## ASSIGNMENT
Send every record back word for word.
*** Opening SUPPLIED DATA ***
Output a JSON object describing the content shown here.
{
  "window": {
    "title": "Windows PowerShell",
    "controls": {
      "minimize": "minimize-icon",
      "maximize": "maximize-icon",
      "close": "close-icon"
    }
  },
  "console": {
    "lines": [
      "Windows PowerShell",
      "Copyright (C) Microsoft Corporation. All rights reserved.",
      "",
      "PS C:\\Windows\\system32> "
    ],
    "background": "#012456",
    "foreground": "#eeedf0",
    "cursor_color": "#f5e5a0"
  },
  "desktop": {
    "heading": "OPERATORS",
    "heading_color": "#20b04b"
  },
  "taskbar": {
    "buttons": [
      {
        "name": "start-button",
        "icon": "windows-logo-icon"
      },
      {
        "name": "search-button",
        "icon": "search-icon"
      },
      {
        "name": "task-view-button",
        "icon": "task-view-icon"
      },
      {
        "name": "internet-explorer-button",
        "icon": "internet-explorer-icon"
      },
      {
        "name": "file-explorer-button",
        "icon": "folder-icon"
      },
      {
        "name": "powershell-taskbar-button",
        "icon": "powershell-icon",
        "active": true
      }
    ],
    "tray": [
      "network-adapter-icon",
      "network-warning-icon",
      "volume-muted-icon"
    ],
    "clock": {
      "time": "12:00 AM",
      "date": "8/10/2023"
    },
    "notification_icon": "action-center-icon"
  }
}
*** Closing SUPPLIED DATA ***
## TASK OUTPUT
Output a JSON object describing the content shown here.
{
  "window": {
    "title": "Windows PowerShell",
    "controls": {
      "minimize": "minimize-icon",
      "maximize": "maximize-icon",
      "close": "close-icon"
    }
  },
  "console": {
    "lines": [
      "Windows PowerShell",
      "Copyright (C) Microsoft Corporation. All rights reserved.",
      "",
      "PS C:\\Windows\\system32> "
    ],
    "background": "#012456",
    "foreground": "#eeedf0",
    "cursor_color": "#f5e5a0"
  },
  "desktop": {
    "heading": "OPERATORS",
    "heading_color": "#20b04b"
  },
  "taskbar": {
    "buttons": [
      {
        "name": "start-button",
        "icon": "windows-logo-icon"
      },
      {
        "name": "search-button",
        "icon": "search-icon"
      },
      {
        "name": "task-view-button",
        "icon": "task-view-icon"
      },
      {
        "name": "internet-explorer-button",
        "icon": "internet-explorer-icon"
      },
      {
        "name": "file-explorer-button",
        "icon": "folder-icon"
      },
      {
        "name": "powershell-taskbar-button",
        "icon": "powershell-icon",
        "active": true
      }
    ],
    "tray": [
      "network-adapter-icon",
      "network-warning-icon",
      "volume-muted-icon"
    ],
    "clock": {
      "time": "12:00 AM",
      "date": "8/10/2023"
    },
    "notification_icon": "action-center-icon"
  }
}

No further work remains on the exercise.